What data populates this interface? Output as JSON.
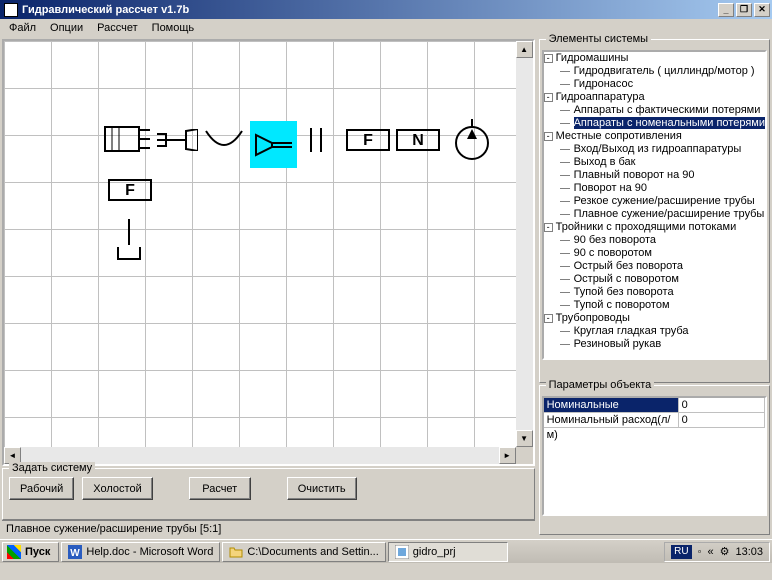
{
  "window": {
    "title": "Гидравлический рассчет v1.7b"
  },
  "menu": {
    "file": "Файл",
    "options": "Опции",
    "calc": "Рассчет",
    "help": "Помощь"
  },
  "bottom_group": {
    "legend": "Задать системy",
    "work_btn": "Рабочий",
    "idle_btn": "Холостой",
    "calc_btn": "Расчет",
    "clear_btn": "Очистить"
  },
  "statusbar": {
    "text": "Плавное сужение/расширение трубы [5:1]"
  },
  "tree_panel": {
    "legend": "Элементы системы",
    "nodes": {
      "hydro_machines": "Гидромашины",
      "hydro_motor": "Гидродвигатель ( циллиндр/мотор )",
      "hydro_pump": "Гидронасос",
      "hydro_apparatus": "Гидроаппаратyра",
      "app_actual": "Аппараты с фактическими потерями",
      "app_nominal": "Аппараты с номенальными потерями",
      "local_resist": "Местные сопротивления",
      "in_out": "Вход/Выход из гидроаппаратyры",
      "out_tank": "Выход в бак",
      "smooth_90": "Плавный поворот на 90",
      "turn_90": "Поворот на 90",
      "sharp_constrict": "Резкое сyжение/расширение трyбы",
      "smooth_constrict": "Плавное сyжение/расширение трyбы",
      "tees": "Тройники с проходящими потоками",
      "t90_no": "90 без поворота",
      "t90_yes": "90 с поворотом",
      "sharp_no": "Острый без поворота",
      "sharp_yes": "Острый с поворотом",
      "blunt_no": "Тупой без поворота",
      "blunt_yes": "Тупой с поворотом",
      "pipes": "Трубопроводы",
      "round_pipe": "Круглая гладкая труба",
      "rubber": "Резиновый рукав"
    }
  },
  "params_panel": {
    "legend": "Параметры объекта",
    "rows": {
      "nom_loss_label": "Номинальные потери(МПа",
      "nom_loss_val": "0",
      "nom_flow_label": "Номинальный расход(л/м)",
      "nom_flow_val": "0"
    }
  },
  "taskbar": {
    "start": "Пуск",
    "task1": "Help.doc - Microsoft Word",
    "task2": "C:\\Documents and Settin...",
    "task3": "gidro_prj",
    "lang": "RU",
    "time": "13:03"
  },
  "canvas_items": {
    "f1": "F",
    "n": "N",
    "f2": "F"
  }
}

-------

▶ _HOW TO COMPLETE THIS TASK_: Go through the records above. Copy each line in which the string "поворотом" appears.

▶ _OUTPUT OF THE EXERCISE_:
      "t90_yes": "90 с поворотом",
      "sharp_yes": "Острый с поворотом",
      "blunt_yes": "Тупой с поворотом",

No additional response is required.